We would point out that the most important inputs to a discounted cash flow are the discount rate and of course the actual cash flows. If you don’t agree with these result, have a go at the calculation yourself and play with the assumptions. The DCF also does not consider the possible cyclicality of an industry, or a company’s future capital requirements, so it does not give a full picture of a company’s potential performance. Given that we are looking at Kværner as potential shareholders, the cost of equity is used as the discount rate, rather than the cost of capital (or weighted average cost of capital, WACC) which accounts for debt. In this calculation we’ve used 8%, which is based on a levered beta of 1.047. Beta is a measure of a stock’s volatility, compared to the market as a whole. We get our beta from the industry average beta of globally comparable companies, with an imposed limit between 0.8 and 2.0, which is a reasonable range for a stable business.

Next Steps:

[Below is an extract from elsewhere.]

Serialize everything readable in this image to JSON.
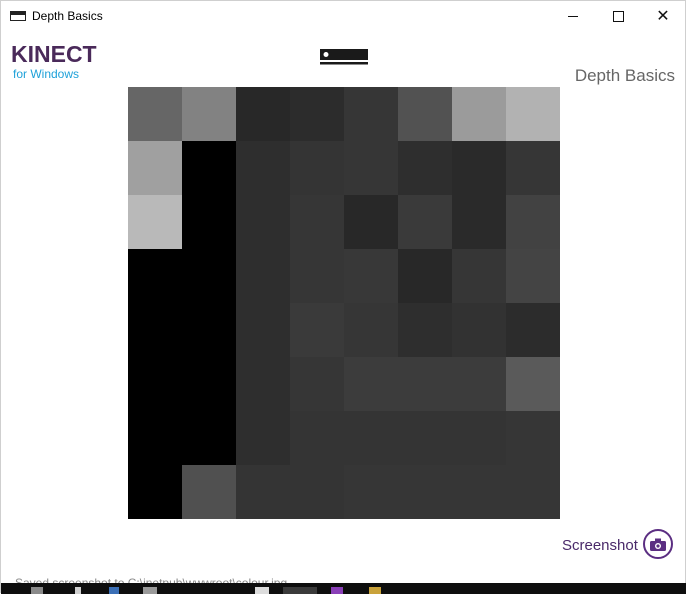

Whilst important, DCF calculation shouldn’t be the only metric you look at when researching a company. The DCF model is not a perfect stock valuation tool. Rather it should be seen as a guide to “what assumptions need to be true for this stock to be under/overvalued?” If a company grows at a different rate, or if its cost of equity or risk free rate changes sharply, the output can look very different. For Kværner, I’ve put together three further aspects you should further research:

  1. Financial Health: Does KVAER have a healthy balance sheet? Take a look at our free balance sheet analysis with six simple checks on key factors like leverage and risk.
  2. Future Earnings: How does KVAER’s growth rate compare to its peers and the wider market? Dig deeper into the analyst consensus number for the upcoming years by interacting with our free analyst growth expectation chart.
  3. Other High Quality Alternatives: Are there other high quality stocks you could be holding instead of KVAER? Explore our interactive list of high quality stocks to get an idea of what else is out there you may be missing!

PS. The Simply Wall St app conducts a discounted cash flow valuation for every stock on the OB every day. If you want to find the calculation for other stocks just search here.

We aim to bring you long-term focused research analysis driven by fundamental data. Note that our analysis may not factor in the latest price-sensitive company announcements or qualitative material.

If you spot an error that warrants correction, please contact the editor at editorial-team@simplywallst.com. This article by Simply Wall St is general in nature. It does not constitute a recommendation to buy or sell any stock, and does not take account of your objectives, or your financial situation. Simply Wall St has no position in the stocks mentioned. Thank you for reading.